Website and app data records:
★ ★ ★ ★ ★ ★ ★
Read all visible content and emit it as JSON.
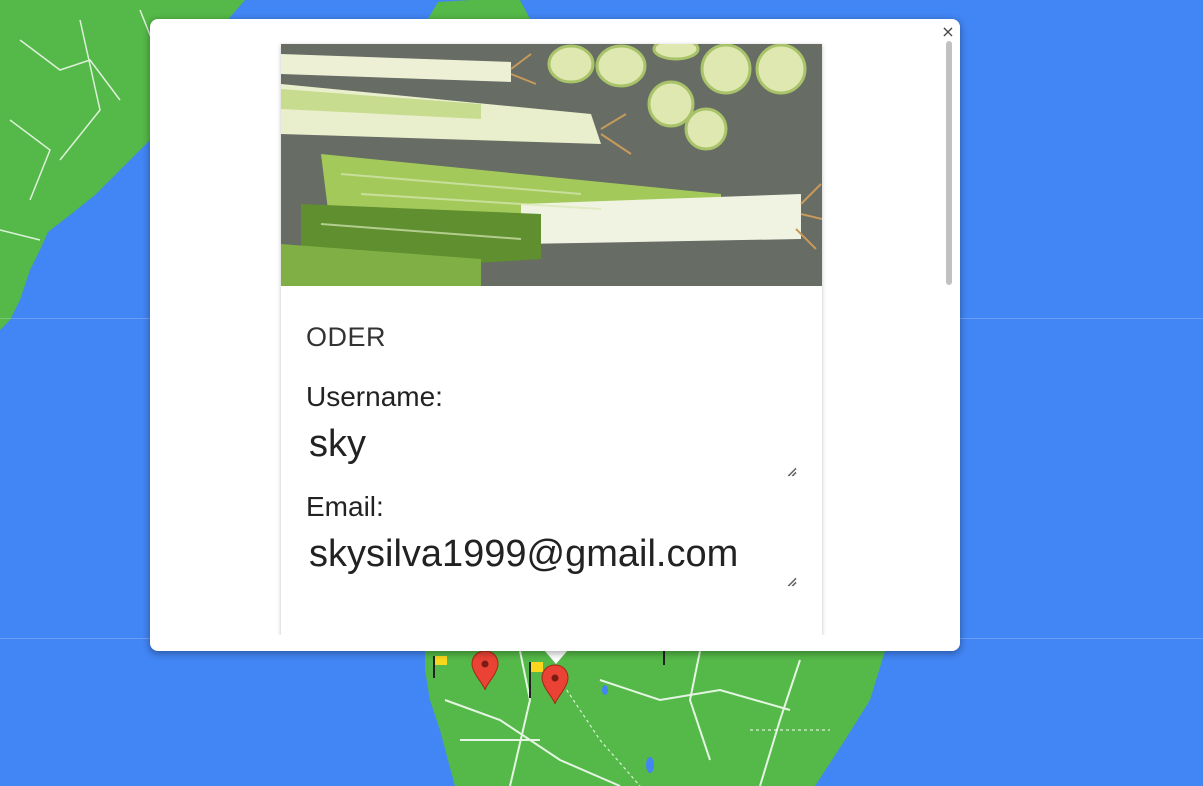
{
  "dialog": {
    "close_label": "×",
    "title": "ODER",
    "image_alt": "leeks"
  },
  "form": {
    "username_label": "Username:",
    "username_value": "sky",
    "email_label": "Email:",
    "email_value": "skysilva1999@gmail.com"
  },
  "map": {
    "water_color": "#4285f4",
    "land_color": "#54b948",
    "marker_color": "#ea4335",
    "markers": [
      "map-marker",
      "map-marker"
    ]
  }
}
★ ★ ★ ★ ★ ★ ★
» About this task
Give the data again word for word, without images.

» Answer to the exercise
Read all visible content and emit it as JSON.
{
  "dialog": {
    "close_label": "×",
    "title": "ODER",
    "image_alt": "leeks"
  },
  "form": {
    "username_label": "Username:",
    "username_value": "sky",
    "email_label": "Email:",
    "email_value": "skysilva1999@gmail.com"
  },
  "map": {
    "water_color": "#4285f4",
    "land_color": "#54b948",
    "marker_color": "#ea4335",
    "markers": [
      "map-marker",
      "map-marker"
    ]
  }
}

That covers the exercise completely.